→ Exercise brief
When a line of the records below contains the string "true", copy that whole line.
[Opening Material provided section]
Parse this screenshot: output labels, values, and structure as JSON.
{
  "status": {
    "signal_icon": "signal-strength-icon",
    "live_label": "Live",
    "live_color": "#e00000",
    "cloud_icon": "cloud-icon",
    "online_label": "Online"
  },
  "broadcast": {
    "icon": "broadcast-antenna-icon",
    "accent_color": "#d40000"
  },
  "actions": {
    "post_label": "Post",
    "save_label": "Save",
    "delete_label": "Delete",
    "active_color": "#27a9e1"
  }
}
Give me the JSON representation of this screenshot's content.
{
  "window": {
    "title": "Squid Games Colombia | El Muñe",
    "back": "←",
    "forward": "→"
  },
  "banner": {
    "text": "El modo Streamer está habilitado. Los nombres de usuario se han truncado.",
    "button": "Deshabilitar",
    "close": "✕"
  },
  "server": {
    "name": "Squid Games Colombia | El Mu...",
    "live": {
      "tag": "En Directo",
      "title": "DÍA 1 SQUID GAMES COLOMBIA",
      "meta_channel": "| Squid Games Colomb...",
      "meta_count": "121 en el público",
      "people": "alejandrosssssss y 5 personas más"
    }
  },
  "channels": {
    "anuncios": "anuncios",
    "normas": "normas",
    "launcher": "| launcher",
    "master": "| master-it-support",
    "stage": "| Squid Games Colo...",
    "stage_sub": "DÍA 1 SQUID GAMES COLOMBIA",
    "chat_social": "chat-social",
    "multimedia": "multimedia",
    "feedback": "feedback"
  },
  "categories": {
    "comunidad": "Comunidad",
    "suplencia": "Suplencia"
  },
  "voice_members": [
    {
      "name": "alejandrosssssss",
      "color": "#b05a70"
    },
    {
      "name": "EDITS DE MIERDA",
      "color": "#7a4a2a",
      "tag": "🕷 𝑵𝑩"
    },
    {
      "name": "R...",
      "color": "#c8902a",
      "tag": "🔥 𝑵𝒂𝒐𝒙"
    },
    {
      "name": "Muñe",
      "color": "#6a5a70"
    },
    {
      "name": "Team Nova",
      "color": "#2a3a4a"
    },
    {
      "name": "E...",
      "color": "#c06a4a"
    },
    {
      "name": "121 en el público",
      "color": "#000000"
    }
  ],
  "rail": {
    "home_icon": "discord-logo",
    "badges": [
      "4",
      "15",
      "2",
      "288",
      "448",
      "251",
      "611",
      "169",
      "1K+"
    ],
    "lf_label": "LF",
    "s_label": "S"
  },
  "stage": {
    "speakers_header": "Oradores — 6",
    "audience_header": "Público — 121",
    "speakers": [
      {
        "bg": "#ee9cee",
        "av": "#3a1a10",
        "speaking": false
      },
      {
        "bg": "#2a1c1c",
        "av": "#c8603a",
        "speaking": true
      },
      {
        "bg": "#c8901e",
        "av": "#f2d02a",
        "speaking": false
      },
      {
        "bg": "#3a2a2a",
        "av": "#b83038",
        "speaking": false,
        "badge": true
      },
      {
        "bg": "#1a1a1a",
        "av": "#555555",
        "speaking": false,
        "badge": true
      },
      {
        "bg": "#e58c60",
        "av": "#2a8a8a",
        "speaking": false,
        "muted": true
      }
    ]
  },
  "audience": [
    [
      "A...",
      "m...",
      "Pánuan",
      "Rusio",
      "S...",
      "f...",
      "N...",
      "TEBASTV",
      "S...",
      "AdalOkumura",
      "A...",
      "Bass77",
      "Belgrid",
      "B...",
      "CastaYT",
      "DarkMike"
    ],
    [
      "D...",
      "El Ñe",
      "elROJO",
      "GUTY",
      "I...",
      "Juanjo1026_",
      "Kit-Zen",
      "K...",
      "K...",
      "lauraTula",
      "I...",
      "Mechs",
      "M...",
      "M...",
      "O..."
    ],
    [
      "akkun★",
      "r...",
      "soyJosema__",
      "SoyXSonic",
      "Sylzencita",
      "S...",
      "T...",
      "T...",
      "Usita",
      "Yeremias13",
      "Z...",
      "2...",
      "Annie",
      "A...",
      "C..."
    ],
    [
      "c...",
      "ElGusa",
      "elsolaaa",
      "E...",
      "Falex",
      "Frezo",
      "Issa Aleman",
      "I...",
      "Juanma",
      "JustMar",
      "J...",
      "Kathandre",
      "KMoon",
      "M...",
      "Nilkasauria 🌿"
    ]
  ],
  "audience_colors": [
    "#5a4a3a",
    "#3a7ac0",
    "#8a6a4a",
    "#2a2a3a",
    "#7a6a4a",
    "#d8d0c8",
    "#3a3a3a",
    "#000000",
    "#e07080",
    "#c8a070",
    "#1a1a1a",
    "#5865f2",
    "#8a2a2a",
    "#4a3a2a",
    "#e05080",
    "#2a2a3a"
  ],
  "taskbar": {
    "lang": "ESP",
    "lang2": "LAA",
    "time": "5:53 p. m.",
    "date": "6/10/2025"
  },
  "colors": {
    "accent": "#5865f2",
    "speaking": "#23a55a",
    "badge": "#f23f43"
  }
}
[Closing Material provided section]
→ Task result
        "speaking": true
        "badge": true
        "badge": true
        "muted": true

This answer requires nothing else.